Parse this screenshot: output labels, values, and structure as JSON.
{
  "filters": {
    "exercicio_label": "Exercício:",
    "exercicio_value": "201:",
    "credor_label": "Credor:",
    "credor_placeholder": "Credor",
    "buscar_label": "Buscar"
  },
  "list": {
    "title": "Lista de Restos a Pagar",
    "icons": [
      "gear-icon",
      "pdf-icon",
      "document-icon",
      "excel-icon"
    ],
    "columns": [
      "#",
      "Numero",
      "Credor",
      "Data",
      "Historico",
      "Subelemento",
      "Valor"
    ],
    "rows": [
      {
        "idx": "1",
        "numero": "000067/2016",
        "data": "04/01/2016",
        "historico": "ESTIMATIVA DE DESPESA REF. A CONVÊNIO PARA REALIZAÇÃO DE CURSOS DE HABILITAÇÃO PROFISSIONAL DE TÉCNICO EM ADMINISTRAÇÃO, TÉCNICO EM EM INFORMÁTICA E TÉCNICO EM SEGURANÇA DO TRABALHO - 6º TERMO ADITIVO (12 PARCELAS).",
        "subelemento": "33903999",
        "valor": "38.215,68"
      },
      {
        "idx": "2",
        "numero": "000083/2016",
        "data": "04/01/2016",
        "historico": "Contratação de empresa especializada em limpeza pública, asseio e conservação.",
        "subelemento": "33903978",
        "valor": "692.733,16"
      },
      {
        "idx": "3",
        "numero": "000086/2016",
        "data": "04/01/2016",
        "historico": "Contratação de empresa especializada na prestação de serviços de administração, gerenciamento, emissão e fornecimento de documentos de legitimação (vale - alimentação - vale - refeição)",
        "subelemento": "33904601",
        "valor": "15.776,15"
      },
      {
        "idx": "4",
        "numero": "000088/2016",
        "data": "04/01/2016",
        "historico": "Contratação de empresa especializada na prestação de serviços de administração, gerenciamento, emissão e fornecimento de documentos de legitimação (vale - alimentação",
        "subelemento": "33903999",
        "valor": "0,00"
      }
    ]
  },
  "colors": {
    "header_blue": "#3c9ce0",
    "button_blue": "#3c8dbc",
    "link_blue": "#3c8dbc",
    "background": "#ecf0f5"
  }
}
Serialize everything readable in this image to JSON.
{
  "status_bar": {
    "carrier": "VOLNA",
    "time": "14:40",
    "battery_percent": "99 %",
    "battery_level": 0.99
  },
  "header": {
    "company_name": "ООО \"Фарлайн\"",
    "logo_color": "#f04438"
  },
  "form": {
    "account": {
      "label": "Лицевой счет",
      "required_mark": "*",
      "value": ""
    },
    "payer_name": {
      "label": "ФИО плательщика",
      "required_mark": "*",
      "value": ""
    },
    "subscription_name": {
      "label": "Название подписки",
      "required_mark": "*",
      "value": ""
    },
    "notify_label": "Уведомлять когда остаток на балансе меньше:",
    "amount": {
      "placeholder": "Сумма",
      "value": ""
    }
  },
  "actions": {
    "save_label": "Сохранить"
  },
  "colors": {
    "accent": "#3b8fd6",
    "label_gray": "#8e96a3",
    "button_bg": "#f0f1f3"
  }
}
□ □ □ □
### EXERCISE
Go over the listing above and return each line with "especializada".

### OUTPUT OF THE EXERCISE
        "historico": "Contratação de empresa especializada em limpeza pública, asseio e conservação.",
        "historico": "Contratação de empresa especializada na prestação de serviços de administração, gerenciamento, emissão e fornecimento de documentos de legitimação (vale - alimentação - vale - refeição)",
        "historico": "Contratação de empresa especializada na prestação de serviços de administração, gerenciamento, emissão e fornecimento de documentos de legitimação (vale - alimentação",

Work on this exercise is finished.